**TRY IT**
Each entry below is to be written out exactly, and the pictures are to be left out.

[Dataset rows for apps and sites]
= = = = = = =

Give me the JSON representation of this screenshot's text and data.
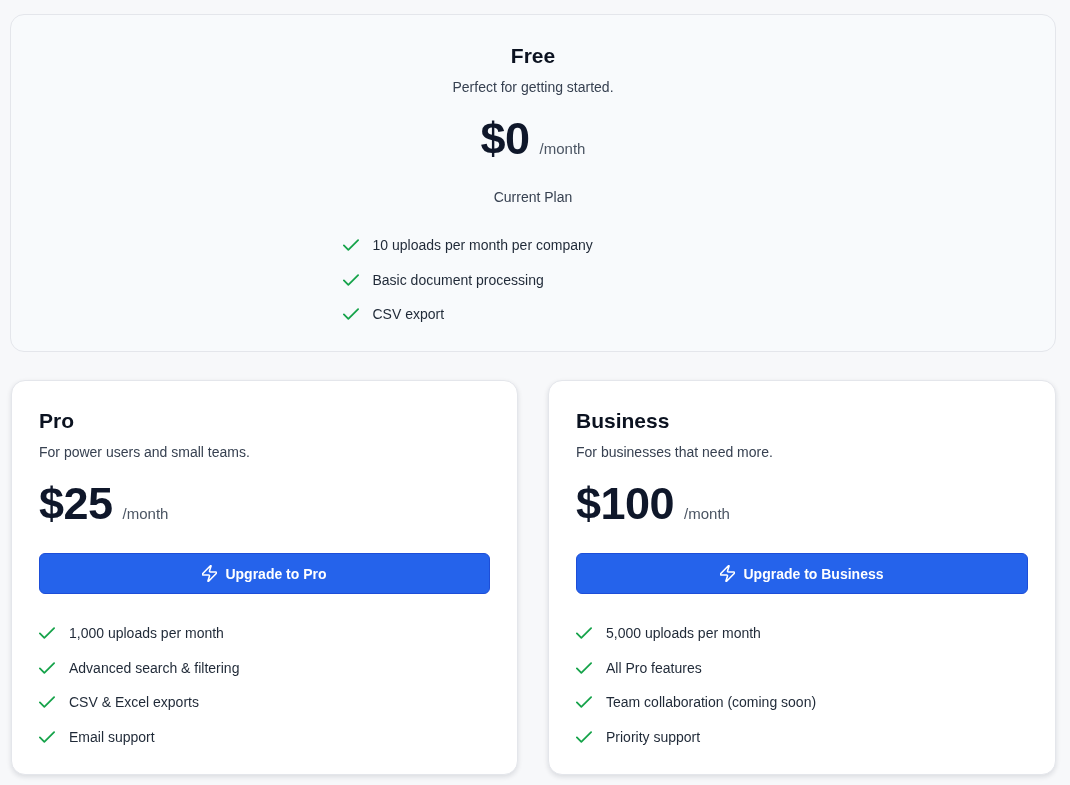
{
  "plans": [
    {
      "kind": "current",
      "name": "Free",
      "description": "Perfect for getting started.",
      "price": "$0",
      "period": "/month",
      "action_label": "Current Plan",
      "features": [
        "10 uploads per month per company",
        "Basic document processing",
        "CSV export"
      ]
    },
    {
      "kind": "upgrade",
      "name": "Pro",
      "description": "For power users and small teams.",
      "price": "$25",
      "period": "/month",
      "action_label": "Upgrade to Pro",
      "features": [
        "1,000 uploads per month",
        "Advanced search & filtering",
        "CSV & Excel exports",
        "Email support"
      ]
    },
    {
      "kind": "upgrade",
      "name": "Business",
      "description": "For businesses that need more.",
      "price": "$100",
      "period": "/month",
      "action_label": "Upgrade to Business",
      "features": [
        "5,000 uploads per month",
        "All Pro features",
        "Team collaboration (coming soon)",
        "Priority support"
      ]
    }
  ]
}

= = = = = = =

**ANSWER TO THIS EXERCISE**
Give me the JSON representation of this screenshot's text and data.
{
  "plans": [
    {
      "kind": "current",
      "name": "Free",
      "description": "Perfect for getting started.",
      "price": "$0",
      "period": "/month",
      "action_label": "Current Plan",
      "features": [
        "10 uploads per month per company",
        "Basic document processing",
        "CSV export"
      ]
    },
    {
      "kind": "upgrade",
      "name": "Pro",
      "description": "For power users and small teams.",
      "price": "$25",
      "period": "/month",
      "action_label": "Upgrade to Pro",
      "features": [
        "1,000 uploads per month",
        "Advanced search & filtering",
        "CSV & Excel exports",
        "Email support"
      ]
    },
    {
      "kind": "upgrade",
      "name": "Business",
      "description": "For businesses that need more.",
      "price": "$100",
      "period": "/month",
      "action_label": "Upgrade to Business",
      "features": [
        "5,000 uploads per month",
        "All Pro features",
        "Team collaboration (coming soon)",
        "Priority support"
      ]
    }
  ]
}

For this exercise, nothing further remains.